"Well, I have seen something of all classes," Father Carroll observed, "and I must say I have met some women of the class you condemn, who certainly were neither ignorant nor vulgar."
He's a humbug," said Edmund Kiely, as if his friend's remark had nettled him a little. "'Tis sour grapes with him, because a certain lady had the bad taste to prefer me to himself, once upon a time. You know we were always sure to be smitten by the same divinity, and though I gave him every fair play, he was never able to win a single smile the moment I entered the lists against him. And that's why he detests the sort of people one meets at the seaside. But what do you say to Tramore?"
"I vote for it," Father Carroll replied. "I suppose old associations have something to do with it, but I can enjoy a stroll along the 'Great Strand,' more than I can the grandest cliffs and finest scenery we have. And then we'll be sure to meet some old friends there."
"Hear, hear," Edmund exclaimed. "We start to-morrow. I'll introduce you," he continued, turning to Arthur, "to the brightest and most fascinating little being that ever turned a wise man's head. And an heiress, too, for she is an only child, and her father is as rich as a Jew."
"I don't want to be introduced to her," was the reply. "The less I see of such people the better I like it."
I suppose it is Miss Delany?" said Father Carroll. "I heard something about her. She has got an immense deal of polishing at all events."
"And it has not been thrown away — nor has it spoiled her in the least," returned Edmund. "But, by the way, I'm told Mary Kearney has turned out a downright beauty. My little sister Grace says I must marry her. She is twenty times handsomer, Grace says, than Minnie Delany. But I always thought her sister Anne would be a finer girl."
"I have not seen them for a long time," said Father Carroll. "I'm in the black books with their mother, it is so long since I paid her a visit. Father Hannigan told me she was saying to him that the world was gone when one's own flesh and blood will forget you and pass by your door without inquiring whether you are dead or alive. In fact, I got what Barney Brodherick calls 'Ballyhooly' from her. 'After getting him the best servant in the three counties,' said she, never as much as to say "Thank you!"' I'm quite afraid to show my face to her. I suppose you have met Richard in Dublin?"
"Yes, we had some pleasant evenings at his uncle's. He will soon be a full-blown surgeon. I am promising myself a few days' shooting with Hugh shortly, and, if you could manage to come while I am there, I'll make your peace with Mrs. Kearney, as I am a great favourite of hers."
"Do you know any of them, Arthur?" Father Carroll asked.

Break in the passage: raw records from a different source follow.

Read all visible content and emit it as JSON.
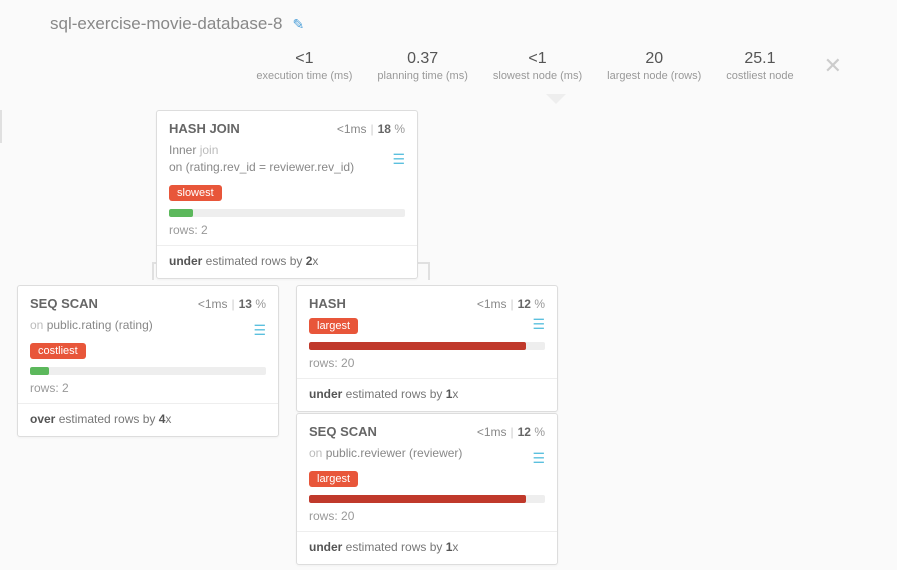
{
  "title": "sql-exercise-movie-database-8",
  "stats": {
    "exec_time": {
      "v": "<1",
      "l": "execution time (ms)"
    },
    "plan_time": {
      "v": "0.37",
      "l": "planning time (ms)"
    },
    "slowest": {
      "v": "<1",
      "l": "slowest node (ms)"
    },
    "largest": {
      "v": "20",
      "l": "largest node (rows)"
    },
    "costliest": {
      "v": "25.1",
      "l": "costliest node"
    }
  },
  "nodes": {
    "hashjoin": {
      "title": "HASH JOIN",
      "ms": "<1",
      "msunit": "ms",
      "pct": "18",
      "detail_prefix": "Inner",
      "detail_light": " join",
      "detail_line2": "on (rating.rev_id = reviewer.rev_id)",
      "tag": "slowest",
      "tag_color": "#e8563a",
      "bar_pct": 10,
      "bar_color": "#5cb85c",
      "rows_label": "rows:",
      "rows": "2",
      "est_dir": "under",
      "est_mid": " estimated rows by ",
      "est_x": "2",
      "est_suffix": "x"
    },
    "seq1": {
      "title": "SEQ SCAN",
      "ms": "<1",
      "msunit": "ms",
      "pct": "13",
      "detail_prefix": "on",
      "detail_rest": " public.rating (rating)",
      "tag": "costliest",
      "tag_color": "#e8563a",
      "bar_pct": 8,
      "bar_color": "#5cb85c",
      "rows_label": "rows:",
      "rows": "2",
      "est_dir": "over",
      "est_mid": " estimated rows by ",
      "est_x": "4",
      "est_suffix": "x"
    },
    "hash": {
      "title": "HASH",
      "ms": "<1",
      "msunit": "ms",
      "pct": "12",
      "tag": "largest",
      "tag_color": "#e8563a",
      "bar_pct": 92,
      "bar_color": "#c0392b",
      "rows_label": "rows:",
      "rows": "20",
      "est_dir": "under",
      "est_mid": " estimated rows by ",
      "est_x": "1",
      "est_suffix": "x"
    },
    "seq2": {
      "title": "SEQ SCAN",
      "ms": "<1",
      "msunit": "ms",
      "pct": "12",
      "detail_prefix": "on",
      "detail_rest": " public.reviewer (reviewer)",
      "tag": "largest",
      "tag_color": "#e8563a",
      "bar_pct": 92,
      "bar_color": "#c0392b",
      "rows_label": "rows:",
      "rows": "20",
      "est_dir": "under",
      "est_mid": " estimated rows by ",
      "est_x": "1",
      "est_suffix": "x"
    }
  }
}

"No, I never met any of them," he replied. "But I often heard of them."
"Come," said Edmund, pushing away his plate, "let us go out and look about us. Do you ever venture into Major French's grounds? I'd like to get a nearer view of those nymphs I caught a glimpse of as I was coming in. Unless it be that 'distance lends enchantment to the view,' they are worth looking at."
"Yes, we can cross the river by the weir," returned Father Carroll. "There is a place there in a grove of large fir-trees called the Priest's Walk. Poor Father Cleary was accustomed to read his Office there for more than forty years; and it is even whispered that he may be met there still on a moonlight night. It was there his niece and her husband always walked, too, Mrs. Hayes tells me. But, according to Tom Doherty, there are other associations of not quite so innocent a character connected with the Priest's Walk; particularly one in which a French governess figures."

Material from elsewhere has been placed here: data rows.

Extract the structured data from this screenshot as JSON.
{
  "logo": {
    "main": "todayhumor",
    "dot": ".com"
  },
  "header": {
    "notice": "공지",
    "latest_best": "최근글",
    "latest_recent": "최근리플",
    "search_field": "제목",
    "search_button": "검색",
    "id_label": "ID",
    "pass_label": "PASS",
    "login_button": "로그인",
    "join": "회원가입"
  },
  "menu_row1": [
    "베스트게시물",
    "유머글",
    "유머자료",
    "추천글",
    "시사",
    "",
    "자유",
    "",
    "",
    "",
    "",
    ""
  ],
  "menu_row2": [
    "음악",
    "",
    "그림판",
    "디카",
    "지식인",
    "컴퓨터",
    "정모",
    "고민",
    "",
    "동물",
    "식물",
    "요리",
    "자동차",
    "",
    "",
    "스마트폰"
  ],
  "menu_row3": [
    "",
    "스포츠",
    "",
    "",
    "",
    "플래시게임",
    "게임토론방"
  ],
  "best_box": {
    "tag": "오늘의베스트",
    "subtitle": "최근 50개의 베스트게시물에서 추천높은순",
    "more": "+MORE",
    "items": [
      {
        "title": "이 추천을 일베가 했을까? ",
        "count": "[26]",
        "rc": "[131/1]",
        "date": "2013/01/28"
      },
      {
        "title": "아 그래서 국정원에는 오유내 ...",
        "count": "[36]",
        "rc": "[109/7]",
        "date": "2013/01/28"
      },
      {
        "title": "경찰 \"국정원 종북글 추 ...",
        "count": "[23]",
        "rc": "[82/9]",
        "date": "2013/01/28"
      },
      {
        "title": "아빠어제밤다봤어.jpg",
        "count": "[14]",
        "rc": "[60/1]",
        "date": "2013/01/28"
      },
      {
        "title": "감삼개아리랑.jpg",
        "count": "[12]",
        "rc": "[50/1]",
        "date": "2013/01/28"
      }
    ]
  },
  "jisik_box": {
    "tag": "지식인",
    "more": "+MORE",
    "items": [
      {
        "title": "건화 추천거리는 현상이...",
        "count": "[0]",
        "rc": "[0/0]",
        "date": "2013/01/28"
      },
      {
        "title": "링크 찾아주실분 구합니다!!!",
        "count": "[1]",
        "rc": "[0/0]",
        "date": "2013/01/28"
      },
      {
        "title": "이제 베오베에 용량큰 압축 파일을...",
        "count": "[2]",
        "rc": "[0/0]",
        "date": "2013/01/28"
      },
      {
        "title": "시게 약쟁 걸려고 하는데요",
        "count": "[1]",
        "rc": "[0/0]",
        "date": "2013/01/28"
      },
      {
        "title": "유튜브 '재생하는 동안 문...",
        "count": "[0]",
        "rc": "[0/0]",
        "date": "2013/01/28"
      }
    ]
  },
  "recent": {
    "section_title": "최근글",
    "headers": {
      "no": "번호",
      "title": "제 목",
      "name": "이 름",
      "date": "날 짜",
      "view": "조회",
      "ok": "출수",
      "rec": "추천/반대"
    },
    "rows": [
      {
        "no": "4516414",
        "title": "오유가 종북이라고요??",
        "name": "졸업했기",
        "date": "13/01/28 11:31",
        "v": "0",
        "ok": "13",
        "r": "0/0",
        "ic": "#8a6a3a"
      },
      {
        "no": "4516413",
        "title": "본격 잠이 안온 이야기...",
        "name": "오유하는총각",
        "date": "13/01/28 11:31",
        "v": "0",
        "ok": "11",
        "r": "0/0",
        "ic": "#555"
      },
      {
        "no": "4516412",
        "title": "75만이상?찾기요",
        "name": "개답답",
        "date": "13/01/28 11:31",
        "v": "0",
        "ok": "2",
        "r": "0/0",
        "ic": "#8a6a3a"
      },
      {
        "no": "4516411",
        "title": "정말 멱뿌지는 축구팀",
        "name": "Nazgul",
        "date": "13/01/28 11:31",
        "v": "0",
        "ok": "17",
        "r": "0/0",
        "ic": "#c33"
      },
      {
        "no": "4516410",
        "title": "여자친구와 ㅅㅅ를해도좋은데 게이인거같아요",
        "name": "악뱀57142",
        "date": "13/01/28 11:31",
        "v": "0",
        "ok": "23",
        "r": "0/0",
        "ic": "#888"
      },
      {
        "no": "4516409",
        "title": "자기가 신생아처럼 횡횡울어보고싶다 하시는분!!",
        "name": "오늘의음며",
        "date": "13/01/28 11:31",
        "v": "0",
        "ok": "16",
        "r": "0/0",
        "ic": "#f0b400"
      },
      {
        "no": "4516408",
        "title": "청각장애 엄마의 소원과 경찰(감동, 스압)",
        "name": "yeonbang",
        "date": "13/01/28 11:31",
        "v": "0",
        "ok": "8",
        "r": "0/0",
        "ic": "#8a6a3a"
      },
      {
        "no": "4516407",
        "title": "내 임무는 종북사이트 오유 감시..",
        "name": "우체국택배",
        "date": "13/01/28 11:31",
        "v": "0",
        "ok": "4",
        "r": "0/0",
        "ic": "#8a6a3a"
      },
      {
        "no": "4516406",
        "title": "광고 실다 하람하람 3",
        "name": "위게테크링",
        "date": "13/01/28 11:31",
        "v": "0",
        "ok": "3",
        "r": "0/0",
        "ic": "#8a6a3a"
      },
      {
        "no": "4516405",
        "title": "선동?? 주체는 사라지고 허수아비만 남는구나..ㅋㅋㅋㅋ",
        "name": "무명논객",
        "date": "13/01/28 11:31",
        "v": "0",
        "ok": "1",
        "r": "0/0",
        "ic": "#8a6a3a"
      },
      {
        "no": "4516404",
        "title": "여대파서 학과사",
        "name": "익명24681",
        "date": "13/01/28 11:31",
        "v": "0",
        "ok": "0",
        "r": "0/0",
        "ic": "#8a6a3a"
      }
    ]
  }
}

"Oh, let us go to the place at once," exclaimed Edmund, tossing his white hat carelessly on his brown curls, "and you can tell the story of the governess; and who knows but we may catch a glimpse of the old priest and his beautiful niece? I wish I could believe in such things."
"Just wait till I tell Tom Doherty that we are to start early in the morning. But what do you say to a glass of punch before going out?"
"Oh, wait till we come back, and sitting in that old chair I'll drink the health of all true lovers, and sympathizing uncles, who, like kind, old Father Ned, will let them be happy."